The Labour leader, Ed Miliband, was forced to defend Ken yesterday as the story about his tax avoidance showed no signs of dying away. KenCo had “paid every pound of tax he is required to by law,” Miliband insisted, a defence that sounded to depressed Labour supporters horribly like those MPs saying that “all my expenses were within the rules.” Even this may not be true, in fact – watch this space!
Like a faster version of woodworm, Ken’s decision to pay corporation tax (20%) rather than income tax (up to 50%) and National Insurance (up to 9%) on his huge earnings is steadily undermining his campaign’s foundations. The influential, non-partisan Politicalbetting website yesterday asked: “Should/could Ken be replaced as Labour candidate?” Another respected commentator, Gary Gibbon, political editor of Channel 4 News, asked on his blog: “Why did Labour pick Ken?” As Gibbon writes, Miliband “must have his head in his hands over the tax story. This is a turnout election and it’s vital Labour’s activists don’t get disenchanted with the candidate’s money-saving schemes and down tools.”
After being attacked in the New Statesman, The Observer, The Independent and on the Labour Uncut website last week, KenCo was the subject of further criticism by his own side yesterday. One London Labour MP told the Evening Standard that Ken should release his financial records to “draw a line” under the affair. In the same piece, a “Labour insider” called on him to be more “open about his financial dealings.”
Given some of the things I’ve been told about Ken’s finances, this seems unlikely. Instead, the Bank of Livingstone has been printing more of its favourite currency – lies – in an emergency attempt to prop up the KenCo share price. Livingstone claimed on Sunday that Boris Johnson had “exactly the same arrangements to handle his earnings from television.” As Boris has categorically said today, this is untrue:
No income earned by me has ever been paid to a “service” company, through which a person or person’s freelance earnings can be channeled so that they pay corporation rather than income tax. To suggest otherwise is a complete and utter fabrication.
I think Ken must be referring to a company called Finland Station, also known as Black Rock, of which Boris was a director between April 2006 and May 2008, his only directorship that I can trace (apart from ones connected with the mayoralty). I naturally looked into this company before doing my story on Ken, to check that Boris was not up to the same tricks.
There appear to be three key differences with Ken’s affairs. First, Finland Station is not a personal company like Ken’s Silveta – its other directors are two TV people for whom Boris presented a couple of documentaries before he became mayor. No member of his family is a director; he can’t do the profit-splitting trick with his wife that Ken can. Second, and again unlike Ken, only a tiny amount of money appears to have passed through Finland Station. In the year 2006/7 it was dormant – that is, no money passed through it. In the only trading year in which Boris was a director, 2007/8, it made profits of just £207 (less than a thousandth of Ken’s) and there was cash held in the company of £11,374 (less than a twentieth of Ken’s current cash pile.)

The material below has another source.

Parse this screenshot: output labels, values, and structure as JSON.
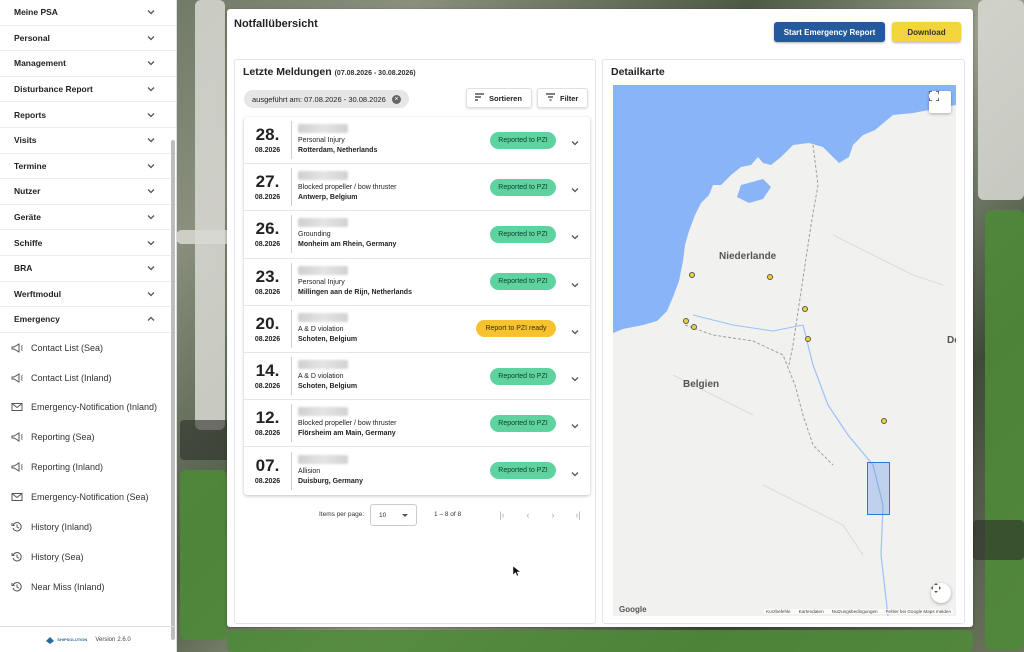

The accounts, as with so many of these small companies, including Ken’s, are uninformative; it is possible that more than we know could have been going on under the surface. But the third, clinching difference is as follows: throughout the time Boris was a director of Finland Station, he was also an MP, and was therefore required to declare his relationship with it in his register of interests. He did register a payment from it (of £30,000, it later emerged) on January 28, 2008 – but this was a payment from the company to him as its contractor, not, as with Ken, a payment into a company. It would have been subject to income, not corporation, tax under any interpretation whatever of the rules.
There was a minor controversy about Finland Station during the last mayoral election, when it emerged that though Boris had declared that he had been paid by it, he had not declared his 33% shareholding in it. He amended his register entry and apologised. This gave his spokesman a further opportunity to say that no dividends had been paid by the company and Boris had never received anything other than the £30,000 fee from Finland Station. (In the four years since he still hasn’t, according to his mayoral register of interests.)
Boris’s parliamentary register of interest entry for his last year as an MP, 2007/8, makes clear that in addition to the Finland Station dosh he earned further sums of between £360,000 and £415,000 for columns, books, broadcasting and speeches that year. There is no trace of any of these sums being passed through Finland Station or any other company and we can only conclude that what Johnson says about his tax affairs is true.
This also gives the lie to something else that KenCo said on Sunday – that “almost everybody in the media who’s not employed by one person directly has the same arrangements [as me.]” If you’re using media people as moral lode-stars then you really are in trouble, Ken – but in fact the vast majority of the freelance journalists I know, just like Boris, do not have Livingstone-style personal companies. They fill out tax returns and pay income tax. So do I, as it happens, on the freelance income I earn (my Telegraph pay is taxed under PAYE.) Unlike Ken, I don’t see how you can slag off the government, publicly-subsidised shysters and tax-dodgers for a living but not pay your taxes.